_Work to complete:_
For the material below, the sole required output is the number of lines that include "JSON".
*** Opening of Task inputs ***
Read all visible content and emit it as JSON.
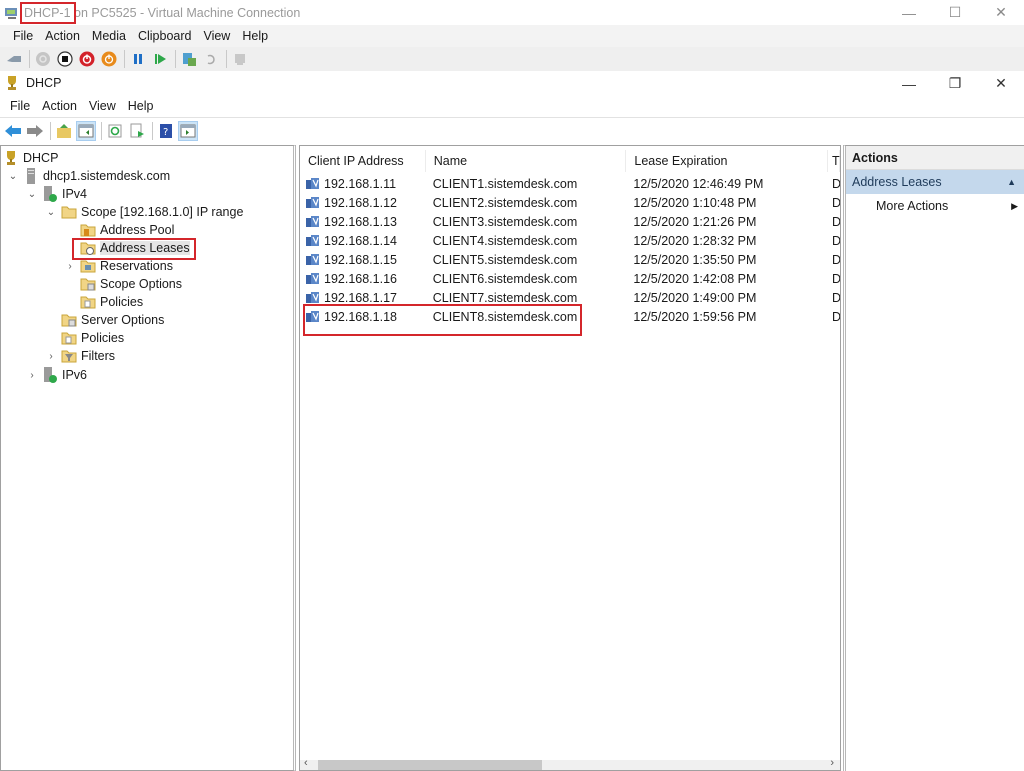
{
  "vm_window": {
    "title_highlight": "DHCP-1",
    "title_rest": " on PC5525 - Virtual Machine Connection",
    "controls": {
      "minimize": "—",
      "maximize": "☐",
      "close": "✕"
    },
    "menu": [
      "File",
      "Action",
      "Media",
      "Clipboard",
      "View",
      "Help"
    ]
  },
  "mmc_window": {
    "title": "DHCP",
    "controls": {
      "minimize": "—",
      "restore": "❐",
      "close": "✕"
    },
    "menu": [
      "File",
      "Action",
      "View",
      "Help"
    ]
  },
  "tree": {
    "root": "DHCP",
    "server": "dhcp1.sistemdesk.com",
    "ipv4": "IPv4",
    "scope": "Scope [192.168.1.0] IP range",
    "address_pool": "Address Pool",
    "address_leases": "Address Leases",
    "reservations": "Reservations",
    "scope_options": "Scope Options",
    "scope_policies": "Policies",
    "server_options": "Server Options",
    "policies": "Policies",
    "filters": "Filters",
    "ipv6": "IPv6"
  },
  "list": {
    "columns": [
      "Client IP Address",
      "Name",
      "Lease Expiration",
      "T"
    ],
    "rows": [
      {
        "ip": "192.168.1.11",
        "name": "CLIENT1.sistemdesk.com",
        "expiration": "12/5/2020 12:46:49 PM",
        "type": "D"
      },
      {
        "ip": "192.168.1.12",
        "name": "CLIENT2.sistemdesk.com",
        "expiration": "12/5/2020 1:10:48 PM",
        "type": "D"
      },
      {
        "ip": "192.168.1.13",
        "name": "CLIENT3.sistemdesk.com",
        "expiration": "12/5/2020 1:21:26 PM",
        "type": "D"
      },
      {
        "ip": "192.168.1.14",
        "name": "CLIENT4.sistemdesk.com",
        "expiration": "12/5/2020 1:28:32 PM",
        "type": "D"
      },
      {
        "ip": "192.168.1.15",
        "name": "CLIENT5.sistemdesk.com",
        "expiration": "12/5/2020 1:35:50 PM",
        "type": "D"
      },
      {
        "ip": "192.168.1.16",
        "name": "CLIENT6.sistemdesk.com",
        "expiration": "12/5/2020 1:42:08 PM",
        "type": "D"
      },
      {
        "ip": "192.168.1.17",
        "name": "CLIENT7.sistemdesk.com",
        "expiration": "12/5/2020 1:49:00 PM",
        "type": "D"
      },
      {
        "ip": "192.168.1.18",
        "name": "CLIENT8.sistemdesk.com",
        "expiration": "12/5/2020 1:59:56 PM",
        "type": "D"
      }
    ],
    "scroll": {
      "left": "‹",
      "right": "›"
    }
  },
  "actions": {
    "header": "Actions",
    "section": "Address Leases",
    "section_arrow": "▲",
    "items": [
      {
        "label": "More Actions",
        "arrow": "▶"
      }
    ]
  },
  "colors": {
    "highlight": "#d4262b",
    "section_bg": "#c4d8ec"
  }
}
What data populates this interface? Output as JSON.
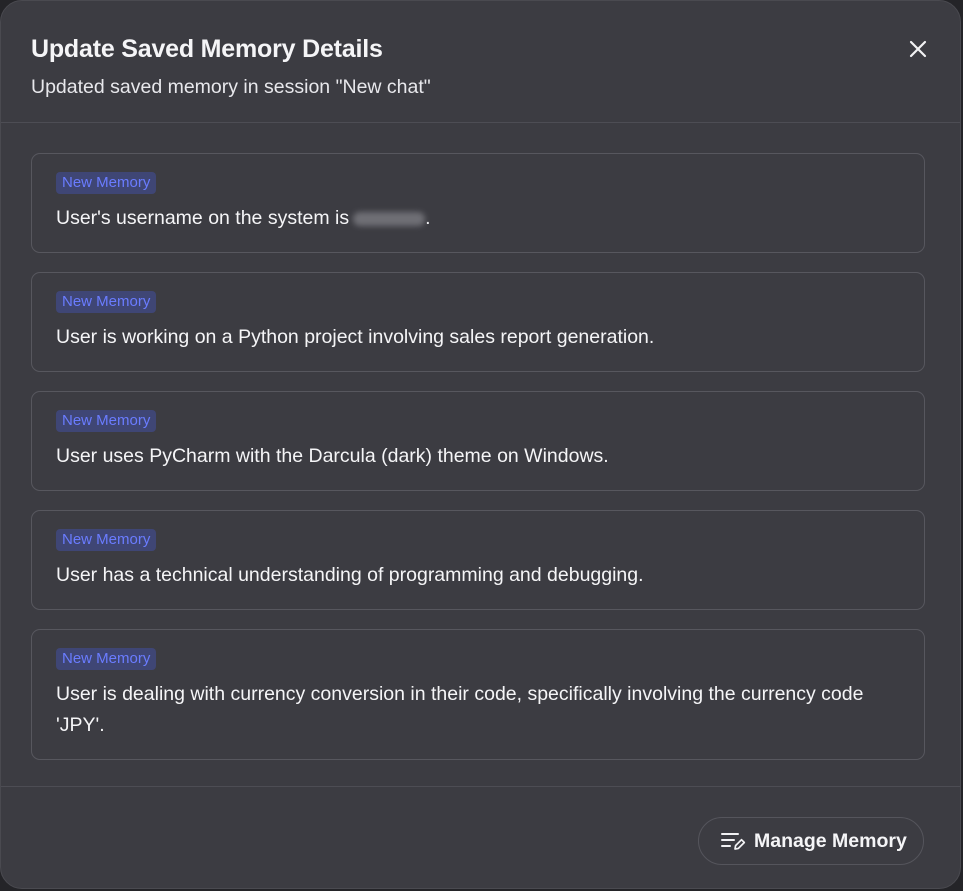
{
  "dialog": {
    "title": "Update Saved Memory Details",
    "subtitle": "Updated saved memory in session \"New chat\"",
    "close_icon": "close-icon"
  },
  "memories": [
    {
      "badge": "New Memory",
      "text": "User's username on the system is",
      "redacted": true,
      "suffix": "."
    },
    {
      "badge": "New Memory",
      "text": "User is working on a Python project involving sales report generation."
    },
    {
      "badge": "New Memory",
      "text": "User uses PyCharm with the Darcula (dark) theme on Windows."
    },
    {
      "badge": "New Memory",
      "text": "User has a technical understanding of programming and debugging."
    },
    {
      "badge": "New Memory",
      "text": "User is dealing with currency conversion in their code, specifically involving the currency code 'JPY'."
    }
  ],
  "footer": {
    "manage_label": "Manage Memory",
    "manage_icon": "list-edit-icon"
  },
  "colors": {
    "background": "#3c3c42",
    "badge_bg": "#3f4675",
    "badge_text": "#6a7cff",
    "text": "#f5f5f7"
  }
}
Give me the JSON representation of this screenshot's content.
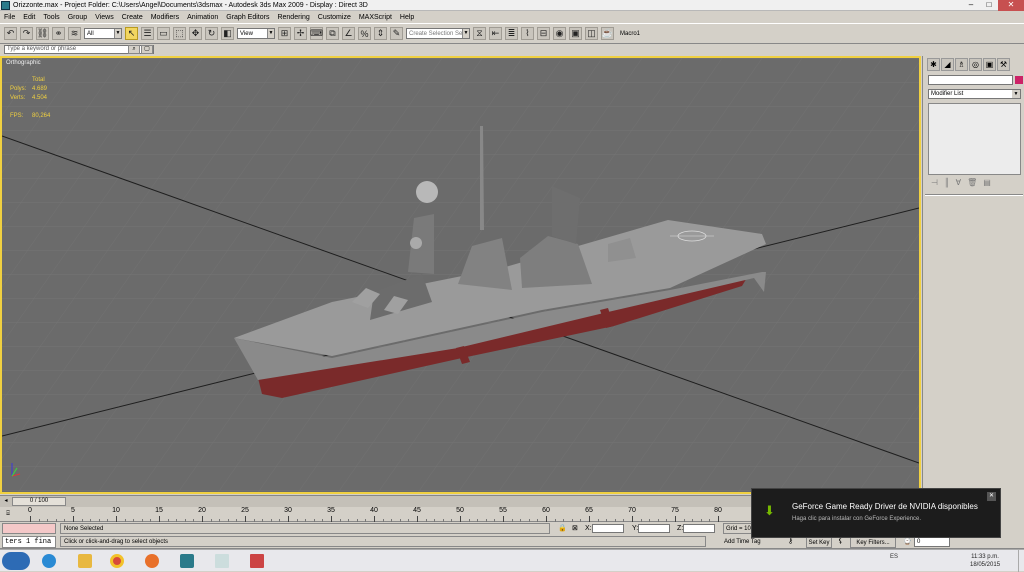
{
  "window": {
    "title": "Orizzonte.max    - Project Folder: C:\\Users\\Angel\\Documents\\3dsmax    - Autodesk 3ds Max  2009      - Display : Direct 3D",
    "minimize": "–",
    "maximize": "□",
    "close": "✕"
  },
  "menu": [
    "File",
    "Edit",
    "Tools",
    "Group",
    "Views",
    "Create",
    "Modifiers",
    "Animation",
    "Graph Editors",
    "Rendering",
    "Customize",
    "MAXScript",
    "Help"
  ],
  "toolbar": {
    "filter_value": "All",
    "refcoord_value": "View",
    "selection_set_placeholder": "Create Selection Set",
    "macro_label": "Macro1"
  },
  "search": {
    "placeholder": "Type a keyword or phrase"
  },
  "viewport": {
    "label": "Orthographic",
    "stats": {
      "header": "Total",
      "polys_label": "Polys:",
      "polys": "4.689",
      "verts_label": "Verts:",
      "verts": "4.504",
      "fps_label": "FPS:",
      "fps": "80,264"
    }
  },
  "command_panel": {
    "modifier_list": "Modifier List"
  },
  "timeline": {
    "slider": "0 / 100",
    "ticks": [
      "0",
      "5",
      "10",
      "15",
      "20",
      "25",
      "30",
      "35",
      "40",
      "45",
      "50",
      "55",
      "60",
      "65",
      "70",
      "75",
      "80"
    ]
  },
  "status": {
    "selection": "None Selected",
    "prompt": "Click or click-and-drag to select objects",
    "x_label": "X:",
    "y_label": "Y:",
    "z_label": "Z:",
    "grid": "Grid = 10,0",
    "add_time_tag": "Add Time Tag",
    "set_key": "Set Key",
    "key_filters": "Key Filters...",
    "frame": "0",
    "listener_text": "ters 1 fina"
  },
  "notification": {
    "title": "GeForce Game Ready Driver de NVIDIA disponibles",
    "subtitle": "Haga clic para instalar con GeForce Experience.",
    "close": "✕"
  },
  "taskbar": {
    "lang": "ES",
    "time": "11:33 p.m.",
    "date": "18/05/2015"
  },
  "colors": {
    "viewport_bg": "#6b6b6b",
    "active_border": "#f0d040",
    "nvidia_green": "#76b900"
  }
}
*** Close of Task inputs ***
_Solution below:_
3